## EXERCISE INSTRUCTIONS
For this exercise, write out each entry below exactly, omitting the images.

Dataset rows for apps and sites:

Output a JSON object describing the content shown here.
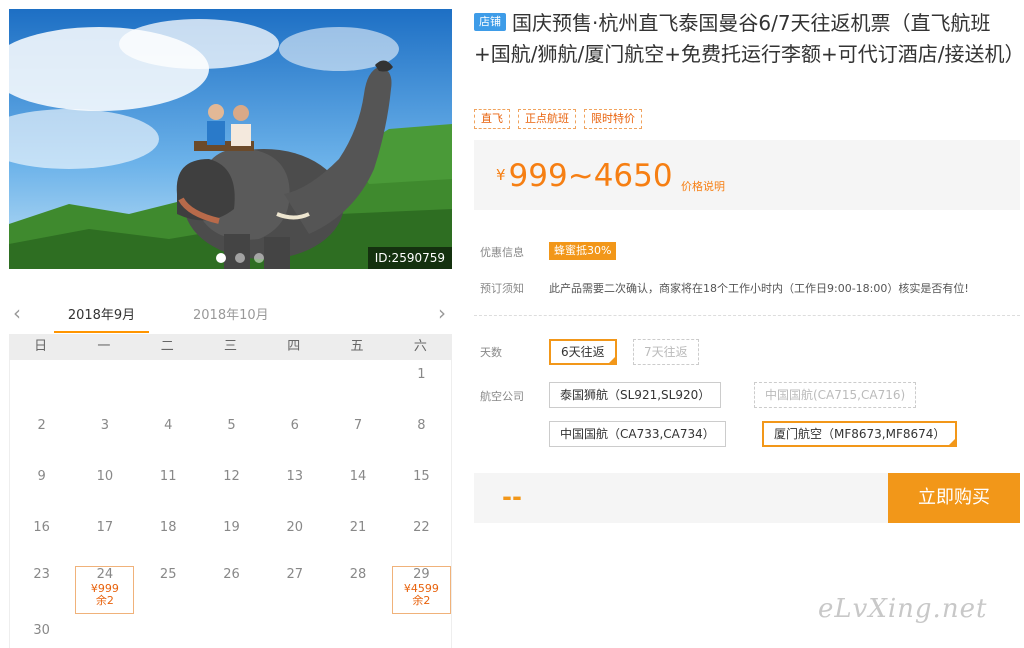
{
  "hero": {
    "image_id": "ID:2590759",
    "carousel_dots": 3,
    "active_dot": 0
  },
  "calendar": {
    "prev_arrow": "chevron-left-icon",
    "next_arrow": "chevron-right-icon",
    "months": [
      "2018年9月",
      "2018年10月"
    ],
    "active_month": 0,
    "weekdays": [
      "日",
      "一",
      "二",
      "三",
      "四",
      "五",
      "六"
    ],
    "first_weekday": 6,
    "visible_days": 30,
    "available": {
      "24": {
        "price": "¥999",
        "remain": "余2"
      },
      "29": {
        "price": "¥4599",
        "remain": "余2"
      }
    }
  },
  "product": {
    "shop_tag": "店铺",
    "title": "国庆预售·杭州直飞泰国曼谷6/7天往返机票（直飞航班+国航/狮航/厦门航空+免费托运行李额+可代订酒店/接送机）",
    "tags": [
      "直飞",
      "正点航班",
      "限时特价"
    ],
    "price_symbol": "¥",
    "price_range": "999~4650",
    "price_explain": "价格说明"
  },
  "info": {
    "promo_label": "优惠信息",
    "promo_badge": "蜂蜜抵30%",
    "notice_label": "预订须知",
    "notice_text": "此产品需要二次确认，商家将在18个工作小时内（工作日9:00-18:00）核实是否有位!"
  },
  "options": {
    "days_label": "天数",
    "days": [
      {
        "label": "6天往返",
        "state": "selected"
      },
      {
        "label": "7天往返",
        "state": "disabled"
      }
    ],
    "airline_label": "航空公司",
    "airlines": [
      {
        "label": "泰国狮航（SL921,SL920）",
        "state": "normal"
      },
      {
        "label": "中国国航(CA715,CA716)",
        "state": "disabled"
      },
      {
        "label": "中国国航（CA733,CA734）",
        "state": "normal"
      },
      {
        "label": "厦门航空（MF8673,MF8674）",
        "state": "selected"
      }
    ]
  },
  "purchase": {
    "total": "--",
    "buy_label": "立即购买"
  },
  "watermark": "eLvXing.net",
  "colors": {
    "accent": "#f29719",
    "price": "#f67f13",
    "shop_tag": "#3e9ce8"
  }
}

## RESULT OF THIS EXERCISE
Output a JSON object describing the content shown here.
{
  "hero": {
    "image_id": "ID:2590759",
    "carousel_dots": 3,
    "active_dot": 0
  },
  "calendar": {
    "prev_arrow": "chevron-left-icon",
    "next_arrow": "chevron-right-icon",
    "months": [
      "2018年9月",
      "2018年10月"
    ],
    "active_month": 0,
    "weekdays": [
      "日",
      "一",
      "二",
      "三",
      "四",
      "五",
      "六"
    ],
    "first_weekday": 6,
    "visible_days": 30,
    "available": {
      "24": {
        "price": "¥999",
        "remain": "余2"
      },
      "29": {
        "price": "¥4599",
        "remain": "余2"
      }
    }
  },
  "product": {
    "shop_tag": "店铺",
    "title": "国庆预售·杭州直飞泰国曼谷6/7天往返机票（直飞航班+国航/狮航/厦门航空+免费托运行李额+可代订酒店/接送机）",
    "tags": [
      "直飞",
      "正点航班",
      "限时特价"
    ],
    "price_symbol": "¥",
    "price_range": "999~4650",
    "price_explain": "价格说明"
  },
  "info": {
    "promo_label": "优惠信息",
    "promo_badge": "蜂蜜抵30%",
    "notice_label": "预订须知",
    "notice_text": "此产品需要二次确认，商家将在18个工作小时内（工作日9:00-18:00）核实是否有位!"
  },
  "options": {
    "days_label": "天数",
    "days": [
      {
        "label": "6天往返",
        "state": "selected"
      },
      {
        "label": "7天往返",
        "state": "disabled"
      }
    ],
    "airline_label": "航空公司",
    "airlines": [
      {
        "label": "泰国狮航（SL921,SL920）",
        "state": "normal"
      },
      {
        "label": "中国国航(CA715,CA716)",
        "state": "disabled"
      },
      {
        "label": "中国国航（CA733,CA734）",
        "state": "normal"
      },
      {
        "label": "厦门航空（MF8673,MF8674）",
        "state": "selected"
      }
    ]
  },
  "purchase": {
    "total": "--",
    "buy_label": "立即购买"
  },
  "watermark": "eLvXing.net",
  "colors": {
    "accent": "#f29719",
    "price": "#f67f13",
    "shop_tag": "#3e9ce8"
  }
}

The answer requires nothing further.